Segment Start: Entries supplied
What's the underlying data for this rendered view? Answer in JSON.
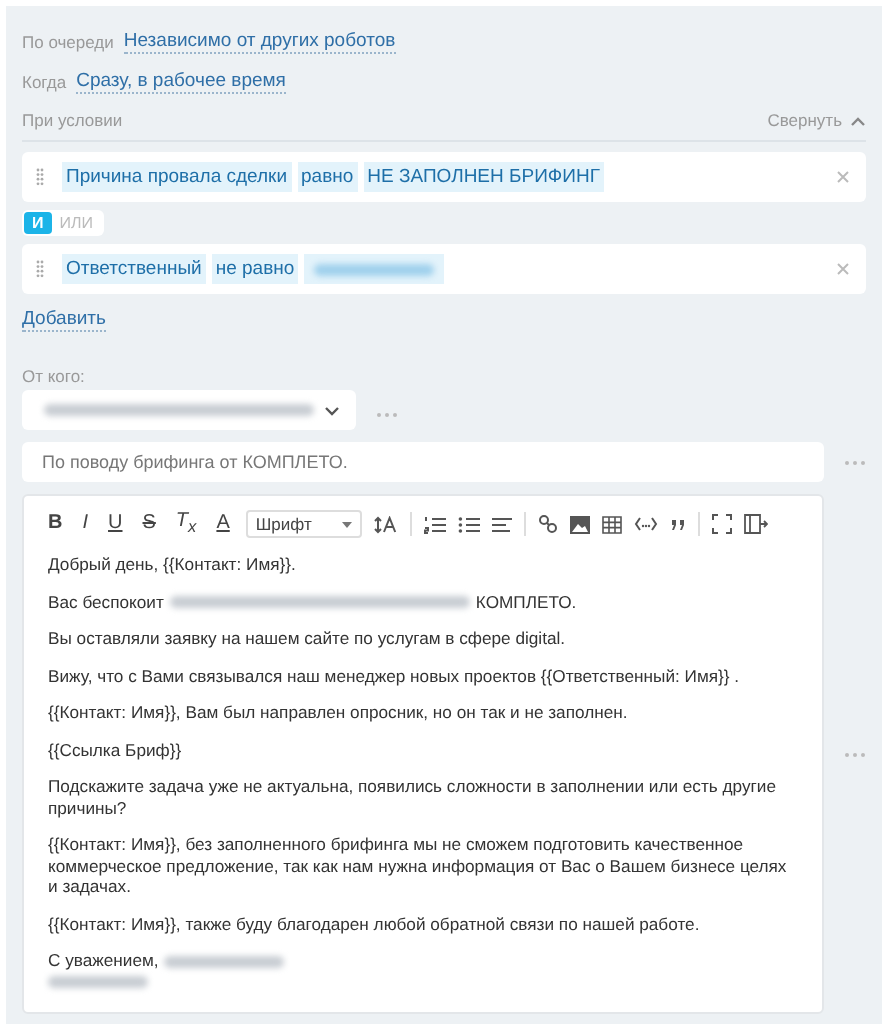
{
  "queue": {
    "label": "По очереди",
    "value": "Независимо от других роботов"
  },
  "when": {
    "label": "Когда",
    "value": "Сразу, в рабочее время"
  },
  "conditions": {
    "title": "При условии",
    "collapse": "Свернуть",
    "rules": [
      {
        "field": "Причина провала сделки",
        "operator": "равно",
        "value": {
          "kind": "text",
          "text": "НЕ ЗАПОЛНЕН БРИФИНГ"
        }
      },
      {
        "field": "Ответственный",
        "operator": "не равно",
        "value": {
          "kind": "redacted"
        }
      }
    ],
    "logic": [
      {
        "label": "И",
        "selected": true
      },
      {
        "label": "ИЛИ",
        "selected": false
      }
    ],
    "add": "Добавить"
  },
  "from": {
    "label": "От кого:",
    "value": {
      "kind": "redacted"
    }
  },
  "subject": {
    "value": "По поводу брифинга от КОМПЛЕТО."
  },
  "toolbar": [
    {
      "kind": "bold",
      "label": "B"
    },
    {
      "kind": "italic",
      "label": "I"
    },
    {
      "kind": "underline",
      "label": "U"
    },
    {
      "kind": "strike",
      "label": "S"
    },
    {
      "kind": "clear",
      "label": "T$_{x}$"
    },
    {
      "kind": "color",
      "label": "A"
    },
    {
      "kind": "select",
      "label": "Шрифт"
    },
    {
      "kind": "size"
    },
    {
      "kind": "sep"
    },
    {
      "kind": "ol"
    },
    {
      "kind": "ul"
    },
    {
      "kind": "align"
    },
    {
      "kind": "sep"
    },
    {
      "kind": "link"
    },
    {
      "kind": "image"
    },
    {
      "kind": "table"
    },
    {
      "kind": "code"
    },
    {
      "kind": "quote"
    },
    {
      "kind": "sep"
    },
    {
      "kind": "fullscreen"
    },
    {
      "kind": "source"
    }
  ],
  "paragraphs": [
    {
      "parts": [
        {
          "kind": "text",
          "text": "Добрый день, {{Контакт: Имя}}."
        }
      ]
    },
    {
      "parts": [
        {
          "kind": "text",
          "text": "Вас беспокоит"
        },
        {
          "kind": "redacted"
        },
        {
          "kind": "text",
          "text": "КОМПЛЕТО."
        }
      ]
    },
    {
      "parts": [
        {
          "kind": "text",
          "text": "Вы оставляли заявку на нашем сайте по услугам в сфере digital."
        }
      ]
    },
    {
      "parts": [
        {
          "kind": "text",
          "text": "Вижу, что с Вами связывался наш менеджер новых проектов {{Ответственный: Имя}} ."
        }
      ]
    },
    {
      "parts": [
        {
          "kind": "text",
          "text": "{{Контакт: Имя}}, Вам был направлен опросник, но он так и не заполнен."
        }
      ]
    },
    {
      "parts": [
        {
          "kind": "text",
          "text": " {{Ссылка Бриф}}"
        }
      ]
    },
    {
      "parts": [
        {
          "kind": "text",
          "text": "Подскажите задача уже не актуальна, появились сложности в заполнении или есть другие причины?"
        }
      ]
    },
    {
      "parts": [
        {
          "kind": "text",
          "text": "{{Контакт: Имя}}, без заполненного брифинга мы не сможем подготовить качественное коммерческое предложение, так как нам нужна информация от Вас о Вашем бизнесе целях и задачах."
        }
      ]
    },
    {
      "parts": [
        {
          "kind": "text",
          "text": "{{Контакт: Имя}}, также буду благодарен любой обратной связи по нашей работе."
        }
      ]
    },
    {
      "parts": [
        {
          "kind": "text",
          "text": "С уважением,"
        },
        {
          "kind": "redacted"
        },
        {
          "kind": "break"
        },
        {
          "kind": "redacted"
        }
      ]
    }
  ]
}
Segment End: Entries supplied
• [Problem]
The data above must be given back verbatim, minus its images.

• [Exercise result]
What's the underlying data for this rendered view? Answer in JSON.
{
  "queue": {
    "label": "По очереди",
    "value": "Независимо от других роботов"
  },
  "when": {
    "label": "Когда",
    "value": "Сразу, в рабочее время"
  },
  "conditions": {
    "title": "При условии",
    "collapse": "Свернуть",
    "rules": [
      {
        "field": "Причина провала сделки",
        "operator": "равно",
        "value": {
          "kind": "text",
          "text": "НЕ ЗАПОЛНЕН БРИФИНГ"
        }
      },
      {
        "field": "Ответственный",
        "operator": "не равно",
        "value": {
          "kind": "redacted"
        }
      }
    ],
    "logic": [
      {
        "label": "И",
        "selected": true
      },
      {
        "label": "ИЛИ",
        "selected": false
      }
    ],
    "add": "Добавить"
  },
  "from": {
    "label": "От кого:",
    "value": {
      "kind": "redacted"
    }
  },
  "subject": {
    "value": "По поводу брифинга от КОМПЛЕТО."
  },
  "toolbar": [
    {
      "kind": "bold",
      "label": "B"
    },
    {
      "kind": "italic",
      "label": "I"
    },
    {
      "kind": "underline",
      "label": "U"
    },
    {
      "kind": "strike",
      "label": "S"
    },
    {
      "kind": "clear",
      "label": "T$_{x}$"
    },
    {
      "kind": "color",
      "label": "A"
    },
    {
      "kind": "select",
      "label": "Шрифт"
    },
    {
      "kind": "size"
    },
    {
      "kind": "sep"
    },
    {
      "kind": "ol"
    },
    {
      "kind": "ul"
    },
    {
      "kind": "align"
    },
    {
      "kind": "sep"
    },
    {
      "kind": "link"
    },
    {
      "kind": "image"
    },
    {
      "kind": "table"
    },
    {
      "kind": "code"
    },
    {
      "kind": "quote"
    },
    {
      "kind": "sep"
    },
    {
      "kind": "fullscreen"
    },
    {
      "kind": "source"
    }
  ],
  "paragraphs": [
    {
      "parts": [
        {
          "kind": "text",
          "text": "Добрый день, {{Контакт: Имя}}."
        }
      ]
    },
    {
      "parts": [
        {
          "kind": "text",
          "text": "Вас беспокоит"
        },
        {
          "kind": "redacted"
        },
        {
          "kind": "text",
          "text": "КОМПЛЕТО."
        }
      ]
    },
    {
      "parts": [
        {
          "kind": "text",
          "text": "Вы оставляли заявку на нашем сайте по услугам в сфере digital."
        }
      ]
    },
    {
      "parts": [
        {
          "kind": "text",
          "text": "Вижу, что с Вами связывался наш менеджер новых проектов {{Ответственный: Имя}} ."
        }
      ]
    },
    {
      "parts": [
        {
          "kind": "text",
          "text": "{{Контакт: Имя}}, Вам был направлен опросник, но он так и не заполнен."
        }
      ]
    },
    {
      "parts": [
        {
          "kind": "text",
          "text": " {{Ссылка Бриф}}"
        }
      ]
    },
    {
      "parts": [
        {
          "kind": "text",
          "text": "Подскажите задача уже не актуальна, появились сложности в заполнении или есть другие причины?"
        }
      ]
    },
    {
      "parts": [
        {
          "kind": "text",
          "text": "{{Контакт: Имя}}, без заполненного брифинга мы не сможем подготовить качественное коммерческое предложение, так как нам нужна информация от Вас о Вашем бизнесе целях и задачах."
        }
      ]
    },
    {
      "parts": [
        {
          "kind": "text",
          "text": "{{Контакт: Имя}}, также буду благодарен любой обратной связи по нашей работе."
        }
      ]
    },
    {
      "parts": [
        {
          "kind": "text",
          "text": "С уважением,"
        },
        {
          "kind": "redacted"
        },
        {
          "kind": "break"
        },
        {
          "kind": "redacted"
        }
      ]
    }
  ]
}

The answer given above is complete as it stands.